I was surprised to read a news story this morning that announced China had overtaken Germany as the world’s top exporter. It wasn’t China that surprised me; it was Germany.
Who knew that Germany was the world’s top exporter before China nosed ahead in December? Not I. But according to the news item, Germany’s exports in 2009 totaled 816 billion euros ($1.17 trillion). China’s exports for the year were $1.2 trillion, thanks to a $130.7 billion surge in December.
Americans and Britons (and members of the British Empire) marched victorious through western Europe, while the Russians grabbed the eastern part of the continent. The Allies had won the war. Hitler’s Germany was defeated, destroyed, humiliated.
Now, a little more than half a century later, Germany is a great economic power, rivaling China for world supremacy. What happened? I wish I knew. But the information I get leaves me clueless. The television news that I see doesn’t mention Germany or any European nation unless there’s a terrorist attack or some other dramatic occurrence over there. American newspapers and magazines leave me with the impression that the U.S. is the center of the world, the universe even.
It’s the Tiger Woods scandal that rocks our world, not the economic success of some faraway place like Germany or China.

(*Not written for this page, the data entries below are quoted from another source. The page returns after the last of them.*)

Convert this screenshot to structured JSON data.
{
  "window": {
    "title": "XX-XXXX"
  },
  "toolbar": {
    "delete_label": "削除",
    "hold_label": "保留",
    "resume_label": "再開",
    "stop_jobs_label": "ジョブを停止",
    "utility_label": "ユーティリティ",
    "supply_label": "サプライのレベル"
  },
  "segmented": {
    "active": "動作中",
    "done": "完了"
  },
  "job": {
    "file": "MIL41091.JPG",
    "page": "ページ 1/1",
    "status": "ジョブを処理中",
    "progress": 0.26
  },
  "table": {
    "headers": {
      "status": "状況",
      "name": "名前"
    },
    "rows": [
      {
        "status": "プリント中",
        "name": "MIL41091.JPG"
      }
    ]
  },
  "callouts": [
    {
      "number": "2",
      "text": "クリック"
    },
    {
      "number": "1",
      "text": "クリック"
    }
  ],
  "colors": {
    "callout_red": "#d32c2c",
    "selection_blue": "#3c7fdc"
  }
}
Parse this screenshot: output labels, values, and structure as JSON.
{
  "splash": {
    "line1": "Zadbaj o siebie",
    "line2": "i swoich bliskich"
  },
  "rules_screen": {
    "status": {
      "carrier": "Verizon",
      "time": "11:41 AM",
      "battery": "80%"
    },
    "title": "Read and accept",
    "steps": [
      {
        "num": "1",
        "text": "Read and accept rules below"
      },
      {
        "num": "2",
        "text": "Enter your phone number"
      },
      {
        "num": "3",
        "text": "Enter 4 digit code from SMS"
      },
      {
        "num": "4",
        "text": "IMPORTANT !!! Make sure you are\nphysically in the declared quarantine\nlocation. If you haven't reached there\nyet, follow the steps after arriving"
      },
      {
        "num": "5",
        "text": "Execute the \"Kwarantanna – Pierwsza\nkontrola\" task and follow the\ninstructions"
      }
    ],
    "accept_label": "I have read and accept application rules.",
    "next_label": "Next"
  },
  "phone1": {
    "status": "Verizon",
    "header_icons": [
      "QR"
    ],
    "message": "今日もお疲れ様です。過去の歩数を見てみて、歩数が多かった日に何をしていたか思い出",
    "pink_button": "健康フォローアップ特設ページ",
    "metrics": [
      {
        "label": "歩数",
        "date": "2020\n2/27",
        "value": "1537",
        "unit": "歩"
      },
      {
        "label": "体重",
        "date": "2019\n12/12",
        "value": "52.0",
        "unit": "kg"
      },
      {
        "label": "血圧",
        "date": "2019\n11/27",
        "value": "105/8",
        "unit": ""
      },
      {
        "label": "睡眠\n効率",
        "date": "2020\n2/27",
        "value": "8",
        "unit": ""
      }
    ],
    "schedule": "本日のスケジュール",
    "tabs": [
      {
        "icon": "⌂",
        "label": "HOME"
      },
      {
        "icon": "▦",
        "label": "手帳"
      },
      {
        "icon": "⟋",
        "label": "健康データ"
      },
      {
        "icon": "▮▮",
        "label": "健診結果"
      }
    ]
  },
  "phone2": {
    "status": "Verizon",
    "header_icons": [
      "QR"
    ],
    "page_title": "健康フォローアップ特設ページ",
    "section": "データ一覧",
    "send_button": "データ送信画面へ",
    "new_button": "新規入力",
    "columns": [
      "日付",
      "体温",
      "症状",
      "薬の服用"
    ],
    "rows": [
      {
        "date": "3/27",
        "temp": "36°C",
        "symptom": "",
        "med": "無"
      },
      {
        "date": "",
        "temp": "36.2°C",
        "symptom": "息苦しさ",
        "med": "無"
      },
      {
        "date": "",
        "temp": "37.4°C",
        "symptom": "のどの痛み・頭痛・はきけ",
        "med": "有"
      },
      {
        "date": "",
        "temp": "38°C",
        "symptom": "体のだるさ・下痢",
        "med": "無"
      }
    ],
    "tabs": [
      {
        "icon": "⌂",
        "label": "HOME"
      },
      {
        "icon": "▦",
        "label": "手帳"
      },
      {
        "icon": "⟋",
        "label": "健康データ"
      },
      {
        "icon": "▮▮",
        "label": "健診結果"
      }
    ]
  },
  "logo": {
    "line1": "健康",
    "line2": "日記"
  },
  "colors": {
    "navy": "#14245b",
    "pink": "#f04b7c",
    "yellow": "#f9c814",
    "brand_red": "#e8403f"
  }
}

You may recall that a decade or so ago, Japan enjoyed a halcyon period. Japan, that other nation devastated by World War II. Remember those news stories about the threat posed by Japanese purchases of “trophy” properties in America? But for reasons largely ignored by the media, Japan’s economic dominance has faded, and the Japanese are apparently in as bad a mess as America. I say “apparently,” because I don’t hear or read much about Japan these days.
Are you as baffled by all this as I am? What happened to the notion that “to the victor go the spoils”? Why does one country rise and another fall, while the same financial interests get richer and richer?
Is there an alternate world out there, one we never hear about, one in which countries don’t really matter, wars don’t really bring defeat or victory, and the average Joe is kept in the dark and fed BS, like a mushroom?
While American cars sport bumper stickers urging us to “support our troops,” is the real war between a multinational ruling class and an impoverished mass of workers spread out over the various jurisdictions? Is it the money that matters, not the nationality?
Whether “China” or “Germany” – or any other country – prospers, do the same corporate investors reap the benefits?
I guess I’ll never know. I’m just one of the mushrooms.